=== PROBLEM DESCRIPTION ===
Read through the listing below and return only the lines containing "hours".

=== RECORDS TO USE ===
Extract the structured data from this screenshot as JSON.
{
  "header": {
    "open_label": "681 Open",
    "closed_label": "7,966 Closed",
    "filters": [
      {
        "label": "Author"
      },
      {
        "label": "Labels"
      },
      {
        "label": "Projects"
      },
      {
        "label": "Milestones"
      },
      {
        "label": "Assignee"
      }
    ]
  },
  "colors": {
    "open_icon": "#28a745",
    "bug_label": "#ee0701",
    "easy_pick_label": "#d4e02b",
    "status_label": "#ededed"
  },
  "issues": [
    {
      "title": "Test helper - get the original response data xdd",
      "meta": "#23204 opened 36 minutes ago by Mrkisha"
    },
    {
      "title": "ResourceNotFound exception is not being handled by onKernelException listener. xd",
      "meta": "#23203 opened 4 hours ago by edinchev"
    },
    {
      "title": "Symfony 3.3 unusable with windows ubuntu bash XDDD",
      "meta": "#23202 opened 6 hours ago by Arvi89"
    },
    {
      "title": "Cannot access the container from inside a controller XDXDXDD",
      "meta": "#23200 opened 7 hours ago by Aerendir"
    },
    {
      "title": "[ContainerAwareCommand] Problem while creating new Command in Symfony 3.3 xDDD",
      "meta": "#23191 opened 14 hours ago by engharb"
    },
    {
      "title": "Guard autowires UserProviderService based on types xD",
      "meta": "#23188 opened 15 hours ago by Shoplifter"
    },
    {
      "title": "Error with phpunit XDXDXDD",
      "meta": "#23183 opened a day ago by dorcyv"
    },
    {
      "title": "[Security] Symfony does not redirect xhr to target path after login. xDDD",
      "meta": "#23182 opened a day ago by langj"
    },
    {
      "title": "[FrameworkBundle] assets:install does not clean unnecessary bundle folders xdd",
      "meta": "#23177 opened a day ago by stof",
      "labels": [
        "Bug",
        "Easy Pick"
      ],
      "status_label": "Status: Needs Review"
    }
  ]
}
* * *
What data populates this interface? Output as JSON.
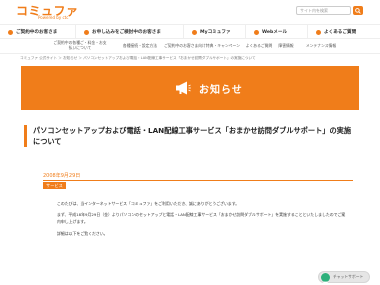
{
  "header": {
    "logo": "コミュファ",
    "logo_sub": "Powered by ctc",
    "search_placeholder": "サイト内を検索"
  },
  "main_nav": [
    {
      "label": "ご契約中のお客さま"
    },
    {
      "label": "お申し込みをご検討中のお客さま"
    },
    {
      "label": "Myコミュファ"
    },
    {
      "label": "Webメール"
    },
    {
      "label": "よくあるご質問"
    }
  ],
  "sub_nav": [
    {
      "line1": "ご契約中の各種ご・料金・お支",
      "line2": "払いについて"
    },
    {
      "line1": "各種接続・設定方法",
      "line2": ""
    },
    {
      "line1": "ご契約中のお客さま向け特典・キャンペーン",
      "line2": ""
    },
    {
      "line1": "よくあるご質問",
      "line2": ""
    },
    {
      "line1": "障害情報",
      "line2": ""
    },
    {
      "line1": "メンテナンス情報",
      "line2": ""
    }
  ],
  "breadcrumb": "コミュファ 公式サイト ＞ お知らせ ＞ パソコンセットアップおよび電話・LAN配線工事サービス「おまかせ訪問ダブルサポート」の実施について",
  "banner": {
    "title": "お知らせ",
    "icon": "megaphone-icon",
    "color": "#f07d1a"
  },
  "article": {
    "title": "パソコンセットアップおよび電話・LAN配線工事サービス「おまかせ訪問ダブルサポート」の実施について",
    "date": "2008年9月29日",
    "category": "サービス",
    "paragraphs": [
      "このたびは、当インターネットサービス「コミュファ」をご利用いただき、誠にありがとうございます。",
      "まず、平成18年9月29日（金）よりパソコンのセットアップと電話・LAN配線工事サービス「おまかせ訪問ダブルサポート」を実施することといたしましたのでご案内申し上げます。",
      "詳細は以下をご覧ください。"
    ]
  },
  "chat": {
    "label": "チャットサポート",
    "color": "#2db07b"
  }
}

=== ANSWER TO THE EXERCISE ===
      "meta": "#23203 opened 4 hours ago by edinchev"
      "meta": "#23202 opened 6 hours ago by Arvi89"
      "meta": "#23200 opened 7 hours ago by Aerendir"
      "meta": "#23191 opened 14 hours ago by engharb"
      "meta": "#23188 opened 15 hours ago by Shoplifter"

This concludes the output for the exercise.